== PROBLEM DESCRIPTION ==
Among the lines of the records, count those containing the word "JSON", then give the number alone.

Excerpts from an interface dataset:
▼

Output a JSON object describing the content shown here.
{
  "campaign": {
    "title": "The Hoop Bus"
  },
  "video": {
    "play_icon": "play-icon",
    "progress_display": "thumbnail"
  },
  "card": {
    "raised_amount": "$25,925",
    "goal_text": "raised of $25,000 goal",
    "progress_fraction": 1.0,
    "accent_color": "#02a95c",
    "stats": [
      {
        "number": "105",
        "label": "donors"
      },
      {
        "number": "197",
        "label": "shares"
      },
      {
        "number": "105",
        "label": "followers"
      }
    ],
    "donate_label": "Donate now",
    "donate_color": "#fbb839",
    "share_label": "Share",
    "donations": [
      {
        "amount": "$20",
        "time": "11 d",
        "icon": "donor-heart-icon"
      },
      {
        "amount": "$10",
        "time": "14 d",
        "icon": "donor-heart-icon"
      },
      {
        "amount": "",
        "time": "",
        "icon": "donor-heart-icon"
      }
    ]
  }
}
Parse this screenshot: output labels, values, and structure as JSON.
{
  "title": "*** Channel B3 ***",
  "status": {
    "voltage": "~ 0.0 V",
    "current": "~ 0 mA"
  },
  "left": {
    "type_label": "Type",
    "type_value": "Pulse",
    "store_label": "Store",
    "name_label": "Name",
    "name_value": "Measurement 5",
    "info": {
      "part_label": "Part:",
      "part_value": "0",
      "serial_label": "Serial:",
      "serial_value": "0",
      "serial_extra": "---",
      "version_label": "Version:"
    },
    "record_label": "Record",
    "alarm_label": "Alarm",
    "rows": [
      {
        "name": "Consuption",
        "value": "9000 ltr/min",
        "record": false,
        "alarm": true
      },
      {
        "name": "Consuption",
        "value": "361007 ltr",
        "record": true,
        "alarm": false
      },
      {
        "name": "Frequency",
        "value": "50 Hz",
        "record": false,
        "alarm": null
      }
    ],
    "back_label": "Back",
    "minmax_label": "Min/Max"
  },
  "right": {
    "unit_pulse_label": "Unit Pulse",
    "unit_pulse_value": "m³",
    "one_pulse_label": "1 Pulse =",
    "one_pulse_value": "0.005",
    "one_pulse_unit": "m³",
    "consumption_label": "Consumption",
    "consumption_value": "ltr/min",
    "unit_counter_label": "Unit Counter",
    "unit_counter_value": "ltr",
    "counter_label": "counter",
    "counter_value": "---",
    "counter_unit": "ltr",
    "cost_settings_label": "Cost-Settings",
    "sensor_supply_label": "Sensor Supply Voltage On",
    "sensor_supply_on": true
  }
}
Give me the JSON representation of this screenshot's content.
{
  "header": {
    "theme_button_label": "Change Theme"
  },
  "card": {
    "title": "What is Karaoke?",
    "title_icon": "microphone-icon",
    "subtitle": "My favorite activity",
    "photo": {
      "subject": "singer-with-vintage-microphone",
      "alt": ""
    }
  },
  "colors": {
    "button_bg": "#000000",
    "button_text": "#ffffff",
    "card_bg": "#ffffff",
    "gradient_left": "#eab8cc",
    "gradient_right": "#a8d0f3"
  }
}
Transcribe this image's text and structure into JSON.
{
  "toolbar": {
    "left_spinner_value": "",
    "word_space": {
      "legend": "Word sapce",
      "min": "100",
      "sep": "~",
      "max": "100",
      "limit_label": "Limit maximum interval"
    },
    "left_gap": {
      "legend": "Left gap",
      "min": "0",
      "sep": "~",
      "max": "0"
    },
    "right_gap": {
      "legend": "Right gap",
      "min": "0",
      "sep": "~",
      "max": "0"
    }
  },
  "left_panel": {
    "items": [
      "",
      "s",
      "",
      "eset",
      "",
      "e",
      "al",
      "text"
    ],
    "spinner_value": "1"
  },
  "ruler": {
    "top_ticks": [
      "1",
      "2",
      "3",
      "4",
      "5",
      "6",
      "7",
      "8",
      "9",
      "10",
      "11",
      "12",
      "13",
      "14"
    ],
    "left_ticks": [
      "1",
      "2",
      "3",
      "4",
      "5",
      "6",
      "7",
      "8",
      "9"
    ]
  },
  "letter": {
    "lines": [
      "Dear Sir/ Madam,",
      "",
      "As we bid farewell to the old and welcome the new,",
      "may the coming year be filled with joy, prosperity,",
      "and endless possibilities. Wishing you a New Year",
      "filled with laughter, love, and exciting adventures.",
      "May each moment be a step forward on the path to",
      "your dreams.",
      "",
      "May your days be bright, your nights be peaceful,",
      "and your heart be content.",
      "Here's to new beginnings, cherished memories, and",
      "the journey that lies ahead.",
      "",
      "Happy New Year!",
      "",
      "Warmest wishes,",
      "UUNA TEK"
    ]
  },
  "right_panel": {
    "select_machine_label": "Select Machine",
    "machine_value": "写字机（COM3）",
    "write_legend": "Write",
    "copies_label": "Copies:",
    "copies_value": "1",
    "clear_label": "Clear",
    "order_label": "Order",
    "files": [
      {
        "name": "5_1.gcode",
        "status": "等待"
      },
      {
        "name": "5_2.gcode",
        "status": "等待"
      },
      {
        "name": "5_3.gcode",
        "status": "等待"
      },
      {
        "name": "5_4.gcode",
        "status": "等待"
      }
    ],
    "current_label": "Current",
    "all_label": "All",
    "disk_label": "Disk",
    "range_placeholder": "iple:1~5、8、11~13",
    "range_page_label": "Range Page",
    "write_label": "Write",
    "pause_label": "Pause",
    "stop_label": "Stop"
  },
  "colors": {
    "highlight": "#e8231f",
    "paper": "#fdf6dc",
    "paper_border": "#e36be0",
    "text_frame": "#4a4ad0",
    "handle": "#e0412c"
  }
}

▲

== RESULT ==
4